To cite this article: Aurelien Mondon & Aaron Winter (2018): Whiteness, populism and the racialisation of the working class in the United Kingdom and the United States, Identities, DOI:10.1080/1070289X.2018.1552440
To link to this article: https://doi.org/10.1080/1070289X.2018.1552440
The pre-published text is available here
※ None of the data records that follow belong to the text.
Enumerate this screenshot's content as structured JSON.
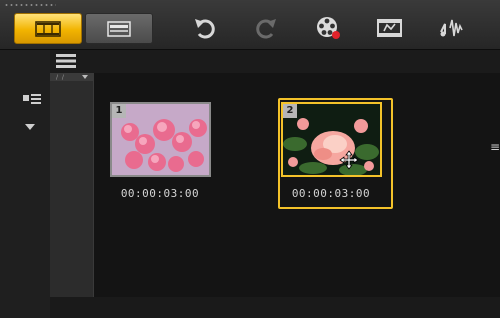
{
  "toolbar": {
    "view_buttons": [
      {
        "name": "storyboard-view",
        "icon": "film-strip-icon",
        "active": true
      },
      {
        "name": "timeline-view",
        "icon": "timeline-icon",
        "active": false
      }
    ],
    "tools": [
      {
        "name": "undo",
        "icon": "undo-icon"
      },
      {
        "name": "redo",
        "icon": "redo-icon"
      },
      {
        "name": "record-capture",
        "icon": "record-capture-icon"
      },
      {
        "name": "auto-music",
        "icon": "auto-music-icon"
      },
      {
        "name": "sound-mixer",
        "icon": "sound-mixer-icon"
      }
    ]
  },
  "clips": [
    {
      "number": "1",
      "duration": "00:00:03:00",
      "selected": false,
      "subject": "pink blossoms"
    },
    {
      "number": "2",
      "duration": "00:00:03:00",
      "selected": true,
      "subject": "pink rose"
    }
  ],
  "colors": {
    "accent": "#f4c32a",
    "background": "#141414",
    "text": "#d4d4d4"
  }
}
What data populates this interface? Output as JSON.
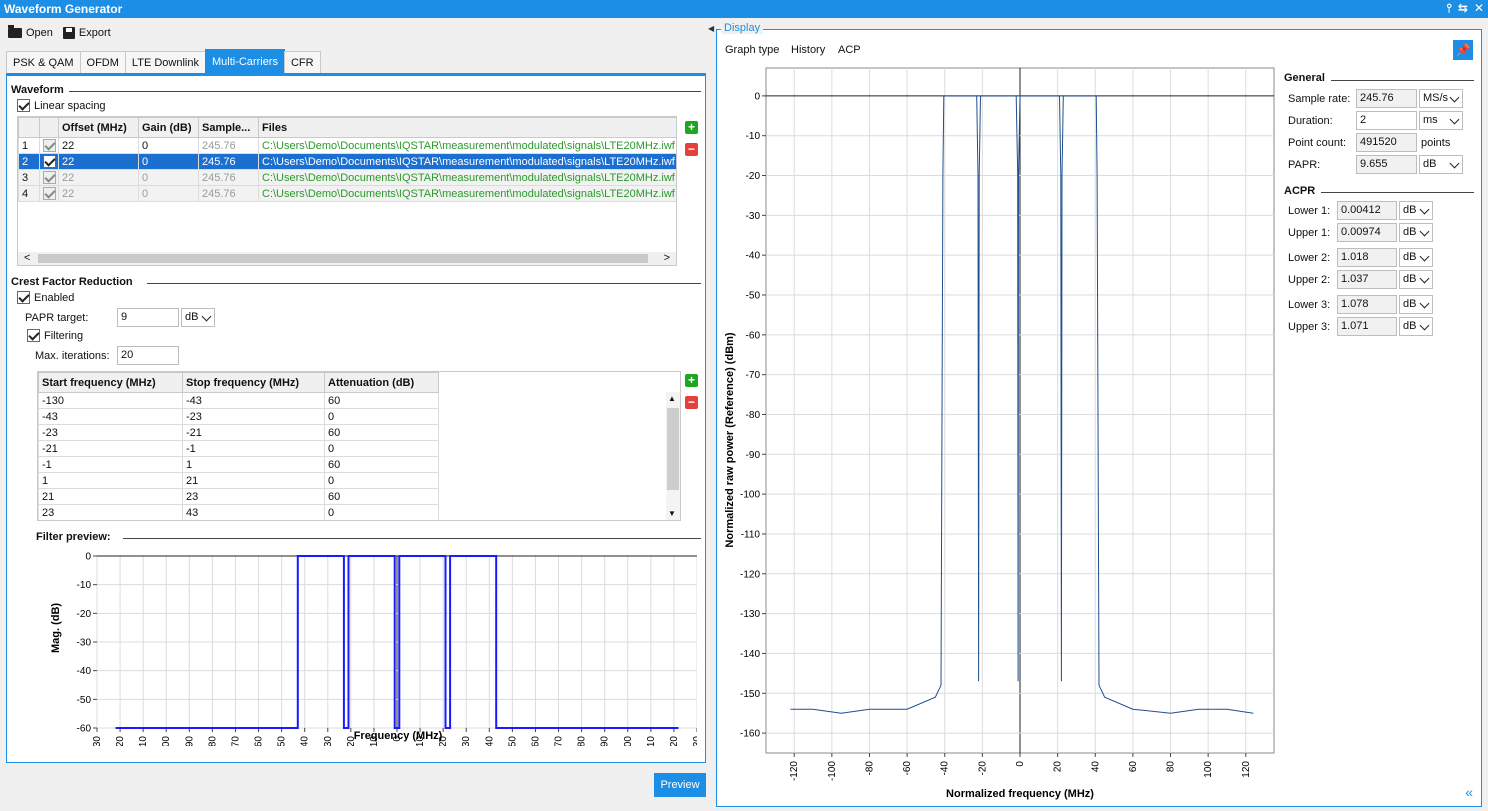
{
  "window": {
    "title": "Waveform Generator",
    "ctrl_pin": "⫯",
    "ctrl_restore": "⇆",
    "ctrl_close": "✕"
  },
  "toolbar": {
    "open_label": "Open",
    "export_label": "Export"
  },
  "tabs": [
    {
      "label": "PSK & QAM"
    },
    {
      "label": "OFDM"
    },
    {
      "label": "LTE Downlink"
    },
    {
      "label": "Multi-Carriers"
    },
    {
      "label": "CFR"
    }
  ],
  "waveform": {
    "section_title": "Waveform",
    "linear_spacing_label": "Linear spacing",
    "columns": [
      "",
      "",
      "Offset (MHz)",
      "Gain (dB)",
      "Sample...",
      "Files"
    ],
    "rows": [
      {
        "idx": "1",
        "offset": "22",
        "gain": "0",
        "sample": "245.76",
        "file": "C:\\Users\\Demo\\Documents\\IQSTAR\\measurement\\modulated\\signals\\LTE20MHz.iwf"
      },
      {
        "idx": "2",
        "offset": "22",
        "gain": "0",
        "sample": "245.76",
        "file": "C:\\Users\\Demo\\Documents\\IQSTAR\\measurement\\modulated\\signals\\LTE20MHz.iwf"
      },
      {
        "idx": "3",
        "offset": "22",
        "gain": "0",
        "sample": "245.76",
        "file": "C:\\Users\\Demo\\Documents\\IQSTAR\\measurement\\modulated\\signals\\LTE20MHz.iwf"
      },
      {
        "idx": "4",
        "offset": "22",
        "gain": "0",
        "sample": "245.76",
        "file": "C:\\Users\\Demo\\Documents\\IQSTAR\\measurement\\modulated\\signals\\LTE20MHz.iwf"
      }
    ],
    "scroll_left": "<",
    "scroll_right": ">"
  },
  "cfr": {
    "section_title": "Crest Factor Reduction",
    "enabled_label": "Enabled",
    "papr_target_label": "PAPR target:",
    "papr_target_value": "9",
    "papr_unit": "dB",
    "filtering_label": "Filtering",
    "max_iter_label": "Max. iterations:",
    "max_iter_value": "20",
    "columns": [
      "Start frequency (MHz)",
      "Stop frequency (MHz)",
      "Attenuation (dB)"
    ],
    "rows": [
      [
        "-130",
        "-43",
        "60"
      ],
      [
        "-43",
        "-23",
        "0"
      ],
      [
        "-23",
        "-21",
        "60"
      ],
      [
        "-21",
        "-1",
        "0"
      ],
      [
        "-1",
        "1",
        "60"
      ],
      [
        "1",
        "21",
        "0"
      ],
      [
        "21",
        "23",
        "60"
      ],
      [
        "23",
        "43",
        "0"
      ]
    ],
    "filter_preview_label": "Filter preview:"
  },
  "preview_button": "Preview",
  "display": {
    "legend": "Display",
    "menu": [
      "Graph type",
      "History",
      "ACP"
    ],
    "collapse_glyph": "«",
    "pin_glyph": "📌"
  },
  "general": {
    "section_title": "General",
    "sample_rate_label": "Sample rate:",
    "sample_rate_value": "245.76",
    "sample_rate_unit": "MS/s",
    "duration_label": "Duration:",
    "duration_value": "2",
    "duration_unit": "ms",
    "point_count_label": "Point count:",
    "point_count_value": "491520",
    "point_count_unit": "points",
    "papr_label": "PAPR:",
    "papr_value": "9.655",
    "papr_unit": "dB"
  },
  "acpr": {
    "section_title": "ACPR",
    "rows": [
      {
        "label": "Lower 1:",
        "value": "0.00412",
        "unit": "dB"
      },
      {
        "label": "Upper 1:",
        "value": "0.00974",
        "unit": "dB"
      },
      {
        "label": "Lower 2:",
        "value": "1.018",
        "unit": "dB"
      },
      {
        "label": "Upper 2:",
        "value": "1.037",
        "unit": "dB"
      },
      {
        "label": "Lower 3:",
        "value": "1.078",
        "unit": "dB"
      },
      {
        "label": "Upper 3:",
        "value": "1.071",
        "unit": "dB"
      }
    ]
  },
  "chart_data": [
    {
      "type": "line",
      "title": "",
      "xlabel": "Frequency (MHz)",
      "ylabel": "Mag. (dB)",
      "xlim": [
        -130,
        130
      ],
      "ylim": [
        -60,
        0
      ],
      "xticks": [
        -130,
        -120,
        -110,
        -100,
        -90,
        -80,
        -70,
        -60,
        -50,
        -40,
        -30,
        -20,
        -10,
        0,
        10,
        20,
        30,
        40,
        50,
        60,
        70,
        80,
        90,
        100,
        110,
        120,
        130
      ],
      "yticks": [
        0,
        -10,
        -20,
        -30,
        -40,
        -50,
        -60
      ],
      "grid": true,
      "color": "#1a1aff",
      "series": [
        {
          "x": [
            -122,
            -43,
            -43,
            -23,
            -23,
            -21,
            -21,
            -1,
            -1,
            1,
            1,
            21,
            21,
            23,
            23,
            43,
            43,
            122
          ],
          "y": [
            -60,
            -60,
            0,
            0,
            -60,
            -60,
            0,
            0,
            -60,
            -60,
            0,
            0,
            -60,
            -60,
            0,
            0,
            -60,
            -60
          ]
        }
      ]
    },
    {
      "type": "line",
      "title": "",
      "xlabel": "Normalized frequency (MHz)",
      "ylabel": "Normalized raw power (Reference) (dBm)",
      "xlim": [
        -135,
        135
      ],
      "ylim": [
        -165,
        7
      ],
      "xticks": [
        -120,
        -100,
        -80,
        -60,
        -40,
        -20,
        0,
        20,
        40,
        60,
        80,
        100,
        120
      ],
      "yticks": [
        0,
        -10,
        -20,
        -30,
        -40,
        -50,
        -60,
        -70,
        -80,
        -90,
        -100,
        -110,
        -120,
        -130,
        -140,
        -150,
        -160
      ],
      "grid": true,
      "color": "#1f4f8f",
      "series": [
        {
          "x": [
            -122,
            -110,
            -95,
            -80,
            -60,
            -45,
            -42,
            -41,
            -40.5,
            -40,
            -30,
            -23,
            -22.3,
            -22,
            -21.7,
            -21,
            -12,
            -2,
            -1.2,
            -1,
            -0.8,
            0,
            0.5,
            1,
            10,
            20,
            21,
            21.7,
            22,
            22.3,
            23,
            30,
            40,
            40.5,
            41,
            42,
            45,
            60,
            80,
            95,
            110,
            124
          ],
          "y": [
            -154,
            -154,
            -155,
            -154,
            -154,
            -151,
            -148,
            -20,
            0,
            0,
            0,
            0,
            -20,
            -147,
            -20,
            0,
            0,
            0,
            -20,
            -147,
            -20,
            0,
            0,
            0,
            0,
            0,
            0,
            -20,
            -147,
            -20,
            0,
            0,
            0,
            0,
            -20,
            -148,
            -151,
            -154,
            -155,
            -154,
            -154,
            -155
          ]
        }
      ]
    }
  ]
}
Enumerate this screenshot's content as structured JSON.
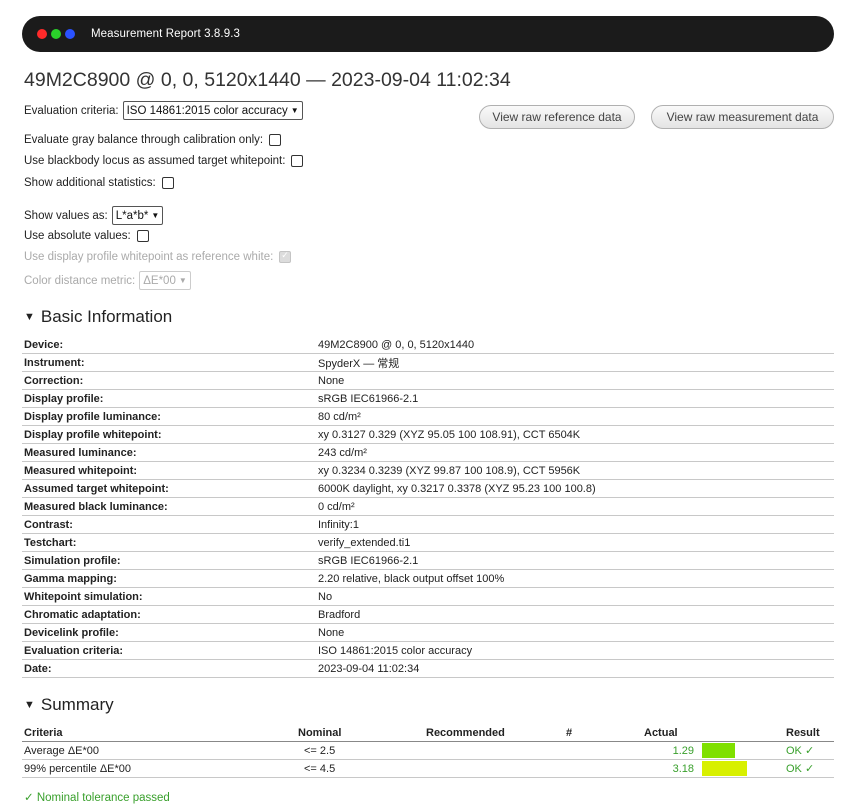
{
  "window": {
    "title": "Measurement Report 3.8.9.3",
    "dot_colors": [
      "#ff2a2a",
      "#2ad12a",
      "#2a52ff"
    ]
  },
  "heading": "49M2C8900 @ 0, 0, 5120x1440 — 2023-09-04 11:02:34",
  "options": {
    "eval_label": "Evaluation criteria:",
    "eval_value": "ISO 14861:2015 color accuracy",
    "gray_balance_label": "Evaluate gray balance through calibration only:",
    "blackbody_label": "Use blackbody locus as assumed target whitepoint:",
    "additional_stats_label": "Show additional statistics:",
    "show_values_label": "Show values as:",
    "show_values_value": "L*a*b*",
    "absolute_label": "Use absolute values:",
    "display_whitepoint_label": "Use display profile whitepoint as reference white:",
    "distance_label": "Color distance metric:",
    "distance_value": "ΔE*00"
  },
  "buttons": {
    "raw_reference": "View raw reference data",
    "raw_measurement": "View raw measurement data"
  },
  "basic": {
    "title": "Basic Information",
    "rows": [
      {
        "k": "Device:",
        "v": "49M2C8900 @ 0, 0, 5120x1440"
      },
      {
        "k": "Instrument:",
        "v": "SpyderX — 常规"
      },
      {
        "k": "Correction:",
        "v": "None"
      },
      {
        "k": "Display profile:",
        "v": "sRGB IEC61966-2.1"
      },
      {
        "k": "Display profile luminance:",
        "v": "80 cd/m²"
      },
      {
        "k": "Display profile whitepoint:",
        "v": "xy 0.3127 0.329 (XYZ 95.05 100 108.91), CCT 6504K"
      },
      {
        "k": "Measured luminance:",
        "v": "243 cd/m²"
      },
      {
        "k": "Measured whitepoint:",
        "v": "xy 0.3234 0.3239 (XYZ 99.87 100 108.9), CCT 5956K"
      },
      {
        "k": "Assumed target whitepoint:",
        "v": "6000K daylight, xy 0.3217 0.3378 (XYZ 95.23 100 100.8)"
      },
      {
        "k": "Measured black luminance:",
        "v": "0 cd/m²"
      },
      {
        "k": "Contrast:",
        "v": "Infinity:1"
      },
      {
        "k": "Testchart:",
        "v": "verify_extended.ti1"
      },
      {
        "k": "Simulation profile:",
        "v": "sRGB IEC61966-2.1"
      },
      {
        "k": "Gamma mapping:",
        "v": "2.20 relative, black output offset 100%"
      },
      {
        "k": "Whitepoint simulation:",
        "v": "No"
      },
      {
        "k": "Chromatic adaptation:",
        "v": "Bradford"
      },
      {
        "k": "Devicelink profile:",
        "v": "None"
      },
      {
        "k": "Evaluation criteria:",
        "v": "ISO 14861:2015 color accuracy"
      },
      {
        "k": "Date:",
        "v": "2023-09-04 11:02:34"
      }
    ]
  },
  "summary": {
    "title": "Summary",
    "headers": {
      "criteria": "Criteria",
      "nominal": "Nominal",
      "recommended": "Recommended",
      "hash": "#",
      "actual": "Actual",
      "result": "Result"
    },
    "rows": [
      {
        "criteria": "Average ΔE*00",
        "nominal": "<= 2.5",
        "recommended": "",
        "hash": "",
        "actual": "1.29",
        "result": "OK ✓",
        "bar_color": "#7fe000",
        "fraction_of_nominal": 0.52
      },
      {
        "criteria": "99% percentile ΔE*00",
        "nominal": "<= 4.5",
        "recommended": "",
        "hash": "",
        "actual": "3.18",
        "result": "OK ✓",
        "bar_color": "#d8f000",
        "fraction_of_nominal": 0.71
      }
    ],
    "passed": "✓ Nominal tolerance passed"
  }
}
The election of Donald Trump and the Brexit vote were widely hailed as examples of (white) working class revolts. This article examines the populist racialisation of the working class as white and ‘left behind’, and representative of the ‘people’ or ‘demos’, in the campaigns and commentaries. We argue that such constructions made race central, obscured the class make-up, allowed for the re-assertion of white identity as a legitimate political category and legitimised, mainstreamed and normalised racism and the far right. Moreover, it delegitimised Black, Minority Ethnic and immigrant experiences and interests, including working class ones. We show that the construction of the votes as (white) working class revolts, and representing the ‘people’ and/or ‘demos’, is based on a partial reading of electoral data, misrepresents the votes, stigmatises the working class, and supports an ideological purpose which maintains the racial, political and economic status quo.